[[ Exercise data open ]]

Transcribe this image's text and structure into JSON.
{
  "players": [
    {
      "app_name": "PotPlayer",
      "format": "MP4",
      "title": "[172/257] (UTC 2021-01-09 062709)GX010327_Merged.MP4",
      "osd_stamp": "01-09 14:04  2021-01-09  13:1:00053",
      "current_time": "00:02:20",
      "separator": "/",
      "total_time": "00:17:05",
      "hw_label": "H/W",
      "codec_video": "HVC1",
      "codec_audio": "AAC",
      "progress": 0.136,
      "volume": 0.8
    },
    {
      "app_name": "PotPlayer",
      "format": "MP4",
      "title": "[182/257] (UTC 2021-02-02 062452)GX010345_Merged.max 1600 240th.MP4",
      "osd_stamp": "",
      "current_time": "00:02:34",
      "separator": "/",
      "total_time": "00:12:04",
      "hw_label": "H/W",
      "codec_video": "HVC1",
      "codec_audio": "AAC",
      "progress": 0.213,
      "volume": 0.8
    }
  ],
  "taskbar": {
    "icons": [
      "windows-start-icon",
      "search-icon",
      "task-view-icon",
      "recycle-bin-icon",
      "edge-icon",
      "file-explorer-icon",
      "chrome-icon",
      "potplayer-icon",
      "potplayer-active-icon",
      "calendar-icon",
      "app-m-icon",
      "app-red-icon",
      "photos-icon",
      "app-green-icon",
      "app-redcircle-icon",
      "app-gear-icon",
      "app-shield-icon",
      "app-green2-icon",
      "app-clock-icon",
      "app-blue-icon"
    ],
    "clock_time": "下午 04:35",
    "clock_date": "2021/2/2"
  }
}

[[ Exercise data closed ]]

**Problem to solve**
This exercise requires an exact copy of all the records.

**Answer to the problem**
Transcribe this image's text and structure into JSON.
{
  "players": [
    {
      "app_name": "PotPlayer",
      "format": "MP4",
      "title": "[172/257] (UTC 2021-01-09 062709)GX010327_Merged.MP4",
      "osd_stamp": "01-09 14:04  2021-01-09  13:1:00053",
      "current_time": "00:02:20",
      "separator": "/",
      "total_time": "00:17:05",
      "hw_label": "H/W",
      "codec_video": "HVC1",
      "codec_audio": "AAC",
      "progress": 0.136,
      "volume": 0.8
    },
    {
      "app_name": "PotPlayer",
      "format": "MP4",
      "title": "[182/257] (UTC 2021-02-02 062452)GX010345_Merged.max 1600 240th.MP4",
      "osd_stamp": "",
      "current_time": "00:02:34",
      "separator": "/",
      "total_time": "00:12:04",
      "hw_label": "H/W",
      "codec_video": "HVC1",
      "codec_audio": "AAC",
      "progress": 0.213,
      "volume": 0.8
    }
  ],
  "taskbar": {
    "icons": [
      "windows-start-icon",
      "search-icon",
      "task-view-icon",
      "recycle-bin-icon",
      "edge-icon",
      "file-explorer-icon",
      "chrome-icon",
      "potplayer-icon",
      "potplayer-active-icon",
      "calendar-icon",
      "app-m-icon",
      "app-red-icon",
      "photos-icon",
      "app-green-icon",
      "app-redcircle-icon",
      "app-gear-icon",
      "app-shield-icon",
      "app-green2-icon",
      "app-clock-icon",
      "app-blue-icon"
    ],
    "clock_time": "下午 04:35",
    "clock_date": "2021/2/2"
  }
}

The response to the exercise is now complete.